sweet - Samantha Simmons-Ronceros - NoHo Arts District - ...read full review


"The beauty of this piece, directed by Matthew Leavitt is it's complex simplicity... Dedicated performances with slight tongue in cheek that will make you laugh and nod in accord as we witness the sinking of the good ship ScorpiFrog or FroPio. I loved it."

sweet - Michael Sheehan - On Stage Los Angeles - ...read full review


"Although this one act, 55-minute piece has the virtue of brevity, even busy people will find themselves wishing for more... Director Matthew Leavitt provides his talented cast the room to try and the wisdom to not try too hard. When the actors individually address the audience it never seems like mugging but a charming way of sharing confidences."

sweet - Tom Waldman - Tolucan Times - ...read full review


"Playwright Spencer Green slices and dices the story, deconstructing it, switching up roles, exploring philosophical meanings and psychological games.
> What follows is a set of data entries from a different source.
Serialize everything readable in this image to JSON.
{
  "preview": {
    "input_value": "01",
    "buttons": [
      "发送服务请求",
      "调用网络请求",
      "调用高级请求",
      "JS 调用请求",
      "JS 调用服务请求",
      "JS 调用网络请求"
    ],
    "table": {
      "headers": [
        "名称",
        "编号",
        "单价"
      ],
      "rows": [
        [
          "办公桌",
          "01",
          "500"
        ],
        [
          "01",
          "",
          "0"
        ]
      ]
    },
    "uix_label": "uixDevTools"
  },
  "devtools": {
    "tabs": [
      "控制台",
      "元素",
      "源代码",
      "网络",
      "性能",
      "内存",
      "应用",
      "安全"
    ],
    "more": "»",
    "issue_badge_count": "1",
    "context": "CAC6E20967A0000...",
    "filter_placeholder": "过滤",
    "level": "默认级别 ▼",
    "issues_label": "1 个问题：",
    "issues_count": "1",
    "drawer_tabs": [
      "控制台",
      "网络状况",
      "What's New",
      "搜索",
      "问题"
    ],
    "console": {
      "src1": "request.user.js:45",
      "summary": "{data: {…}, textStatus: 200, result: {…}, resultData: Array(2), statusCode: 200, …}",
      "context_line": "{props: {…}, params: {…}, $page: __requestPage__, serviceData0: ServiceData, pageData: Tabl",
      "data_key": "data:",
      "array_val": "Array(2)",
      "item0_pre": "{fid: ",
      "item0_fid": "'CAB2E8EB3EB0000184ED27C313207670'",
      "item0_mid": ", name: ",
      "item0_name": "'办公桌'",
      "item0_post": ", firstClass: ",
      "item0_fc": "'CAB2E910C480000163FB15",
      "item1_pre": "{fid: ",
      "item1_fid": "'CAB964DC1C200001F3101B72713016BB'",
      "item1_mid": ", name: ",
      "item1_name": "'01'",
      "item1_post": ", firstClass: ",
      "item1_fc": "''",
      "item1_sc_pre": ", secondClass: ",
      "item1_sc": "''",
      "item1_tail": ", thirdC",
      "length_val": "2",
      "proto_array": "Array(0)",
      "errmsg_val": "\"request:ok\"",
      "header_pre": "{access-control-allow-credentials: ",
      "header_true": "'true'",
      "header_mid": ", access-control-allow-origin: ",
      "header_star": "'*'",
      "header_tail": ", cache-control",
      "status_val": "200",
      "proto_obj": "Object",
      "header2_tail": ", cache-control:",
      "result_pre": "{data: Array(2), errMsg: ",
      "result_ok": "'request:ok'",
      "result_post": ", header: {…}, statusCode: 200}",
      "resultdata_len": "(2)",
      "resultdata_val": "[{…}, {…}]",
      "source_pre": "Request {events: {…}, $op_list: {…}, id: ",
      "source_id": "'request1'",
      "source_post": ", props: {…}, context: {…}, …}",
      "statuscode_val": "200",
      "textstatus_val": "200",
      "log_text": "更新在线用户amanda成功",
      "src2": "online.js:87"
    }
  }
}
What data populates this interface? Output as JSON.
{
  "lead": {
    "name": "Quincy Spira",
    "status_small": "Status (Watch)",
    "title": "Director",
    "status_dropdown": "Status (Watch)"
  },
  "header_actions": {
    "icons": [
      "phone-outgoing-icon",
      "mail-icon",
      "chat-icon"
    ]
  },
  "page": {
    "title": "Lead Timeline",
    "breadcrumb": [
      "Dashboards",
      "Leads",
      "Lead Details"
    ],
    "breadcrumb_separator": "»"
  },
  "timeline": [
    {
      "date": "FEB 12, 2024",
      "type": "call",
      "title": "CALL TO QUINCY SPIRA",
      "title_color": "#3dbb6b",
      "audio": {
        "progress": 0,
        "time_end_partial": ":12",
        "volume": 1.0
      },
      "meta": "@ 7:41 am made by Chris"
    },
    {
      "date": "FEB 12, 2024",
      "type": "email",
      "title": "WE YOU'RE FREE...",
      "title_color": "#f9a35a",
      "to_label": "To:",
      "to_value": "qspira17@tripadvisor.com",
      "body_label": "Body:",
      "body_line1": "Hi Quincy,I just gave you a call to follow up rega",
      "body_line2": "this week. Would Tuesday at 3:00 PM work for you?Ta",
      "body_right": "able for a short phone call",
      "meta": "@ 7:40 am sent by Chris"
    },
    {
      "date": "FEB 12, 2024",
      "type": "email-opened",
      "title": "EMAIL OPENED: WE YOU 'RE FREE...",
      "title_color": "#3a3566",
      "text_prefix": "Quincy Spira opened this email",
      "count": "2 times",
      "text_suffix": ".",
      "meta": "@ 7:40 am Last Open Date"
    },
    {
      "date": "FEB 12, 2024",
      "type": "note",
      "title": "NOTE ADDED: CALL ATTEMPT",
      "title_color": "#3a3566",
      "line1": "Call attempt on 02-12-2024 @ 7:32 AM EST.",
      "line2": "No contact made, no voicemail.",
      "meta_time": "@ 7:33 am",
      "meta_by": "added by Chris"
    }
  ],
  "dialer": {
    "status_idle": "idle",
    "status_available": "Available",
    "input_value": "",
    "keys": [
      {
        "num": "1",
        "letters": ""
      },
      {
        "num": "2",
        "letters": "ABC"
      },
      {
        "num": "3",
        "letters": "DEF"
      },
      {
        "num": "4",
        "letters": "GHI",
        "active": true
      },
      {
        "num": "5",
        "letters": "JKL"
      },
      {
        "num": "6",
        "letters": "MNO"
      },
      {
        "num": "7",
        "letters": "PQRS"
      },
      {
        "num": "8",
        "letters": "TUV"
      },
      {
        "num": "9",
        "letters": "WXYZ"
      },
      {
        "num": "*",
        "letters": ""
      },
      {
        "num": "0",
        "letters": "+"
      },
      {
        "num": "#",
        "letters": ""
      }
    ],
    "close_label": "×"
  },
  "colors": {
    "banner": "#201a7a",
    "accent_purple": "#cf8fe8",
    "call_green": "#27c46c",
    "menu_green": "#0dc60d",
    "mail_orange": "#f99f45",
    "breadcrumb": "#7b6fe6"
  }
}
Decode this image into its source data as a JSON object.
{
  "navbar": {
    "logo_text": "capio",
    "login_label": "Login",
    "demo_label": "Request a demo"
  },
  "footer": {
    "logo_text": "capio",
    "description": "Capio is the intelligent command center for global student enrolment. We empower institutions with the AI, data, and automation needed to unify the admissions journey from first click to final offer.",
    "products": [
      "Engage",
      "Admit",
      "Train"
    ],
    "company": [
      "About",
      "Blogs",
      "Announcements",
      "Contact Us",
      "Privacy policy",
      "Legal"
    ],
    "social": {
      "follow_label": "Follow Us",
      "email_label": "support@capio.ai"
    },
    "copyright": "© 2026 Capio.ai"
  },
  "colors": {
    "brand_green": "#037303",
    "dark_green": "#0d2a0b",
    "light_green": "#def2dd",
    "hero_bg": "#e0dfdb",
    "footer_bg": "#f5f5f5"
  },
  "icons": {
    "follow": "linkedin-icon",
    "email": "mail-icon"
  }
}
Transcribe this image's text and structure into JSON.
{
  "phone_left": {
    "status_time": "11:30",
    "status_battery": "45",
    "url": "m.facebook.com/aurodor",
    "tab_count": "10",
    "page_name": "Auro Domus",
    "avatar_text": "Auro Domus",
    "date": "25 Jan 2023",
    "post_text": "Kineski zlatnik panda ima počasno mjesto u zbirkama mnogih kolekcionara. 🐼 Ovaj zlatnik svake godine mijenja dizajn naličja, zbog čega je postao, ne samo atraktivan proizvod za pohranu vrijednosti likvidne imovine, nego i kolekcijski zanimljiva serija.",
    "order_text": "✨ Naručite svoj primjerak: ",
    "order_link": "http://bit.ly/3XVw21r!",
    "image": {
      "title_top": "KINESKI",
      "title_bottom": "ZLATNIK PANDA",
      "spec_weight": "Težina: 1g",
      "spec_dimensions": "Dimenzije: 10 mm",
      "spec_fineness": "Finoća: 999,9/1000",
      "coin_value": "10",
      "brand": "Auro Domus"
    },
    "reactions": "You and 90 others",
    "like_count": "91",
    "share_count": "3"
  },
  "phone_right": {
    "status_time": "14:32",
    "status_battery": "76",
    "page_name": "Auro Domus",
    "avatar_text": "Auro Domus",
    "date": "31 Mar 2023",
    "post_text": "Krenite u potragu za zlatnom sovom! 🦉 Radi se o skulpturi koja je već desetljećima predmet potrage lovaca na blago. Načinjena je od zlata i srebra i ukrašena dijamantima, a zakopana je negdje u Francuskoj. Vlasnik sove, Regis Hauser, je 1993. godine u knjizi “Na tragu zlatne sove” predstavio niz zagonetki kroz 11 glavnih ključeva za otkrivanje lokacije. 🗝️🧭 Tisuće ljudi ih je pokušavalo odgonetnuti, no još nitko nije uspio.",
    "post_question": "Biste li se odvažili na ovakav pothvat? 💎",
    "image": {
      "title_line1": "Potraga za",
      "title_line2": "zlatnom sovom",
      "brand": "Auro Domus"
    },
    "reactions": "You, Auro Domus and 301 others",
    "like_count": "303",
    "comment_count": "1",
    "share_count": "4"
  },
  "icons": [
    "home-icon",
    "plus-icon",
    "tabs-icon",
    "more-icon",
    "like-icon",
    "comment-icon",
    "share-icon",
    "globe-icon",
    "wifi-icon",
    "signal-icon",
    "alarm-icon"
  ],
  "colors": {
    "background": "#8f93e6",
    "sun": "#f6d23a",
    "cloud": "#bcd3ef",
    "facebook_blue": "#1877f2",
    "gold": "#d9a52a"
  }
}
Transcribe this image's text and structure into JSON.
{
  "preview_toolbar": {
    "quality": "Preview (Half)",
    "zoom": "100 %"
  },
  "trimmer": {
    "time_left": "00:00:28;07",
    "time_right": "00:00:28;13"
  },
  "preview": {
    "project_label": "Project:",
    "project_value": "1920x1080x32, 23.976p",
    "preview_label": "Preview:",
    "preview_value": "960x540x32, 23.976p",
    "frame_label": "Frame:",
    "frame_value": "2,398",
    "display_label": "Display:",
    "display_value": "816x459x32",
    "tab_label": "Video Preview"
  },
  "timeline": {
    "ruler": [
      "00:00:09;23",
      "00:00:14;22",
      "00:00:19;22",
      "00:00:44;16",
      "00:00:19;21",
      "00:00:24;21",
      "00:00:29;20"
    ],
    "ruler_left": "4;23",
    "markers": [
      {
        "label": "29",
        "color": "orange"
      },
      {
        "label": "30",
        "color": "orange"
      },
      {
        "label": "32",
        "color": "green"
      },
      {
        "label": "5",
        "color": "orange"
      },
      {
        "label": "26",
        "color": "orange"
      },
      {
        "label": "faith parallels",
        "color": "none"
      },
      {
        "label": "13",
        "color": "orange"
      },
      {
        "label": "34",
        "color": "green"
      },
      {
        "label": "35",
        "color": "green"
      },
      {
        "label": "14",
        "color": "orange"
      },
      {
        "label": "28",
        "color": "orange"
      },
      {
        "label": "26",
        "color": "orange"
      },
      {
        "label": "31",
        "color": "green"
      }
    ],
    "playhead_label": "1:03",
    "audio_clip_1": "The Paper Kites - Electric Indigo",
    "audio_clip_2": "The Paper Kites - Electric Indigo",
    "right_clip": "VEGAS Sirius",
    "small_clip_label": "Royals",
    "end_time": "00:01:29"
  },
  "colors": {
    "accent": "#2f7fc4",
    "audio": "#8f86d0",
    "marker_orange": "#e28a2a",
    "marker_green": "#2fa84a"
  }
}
The word play is dazzling when the scorpion and frog negotiate, power shifting as deals are made and wishful thinking gives way to nature’s rules. ...The acting is first-rate. There’s even original music, well-played and sung."

sweet - Laura Foti Cohen - Larchmont Buzz - ...read full review


"Even with excellent actors Alex Parker and Christine Sage, four crossings with almost the same dialogue grew tiresome. Felt like a charming ten minute play stretched to one hour."

sour - Morna Murphy Martell - Theatre Spoken Here - ...read full review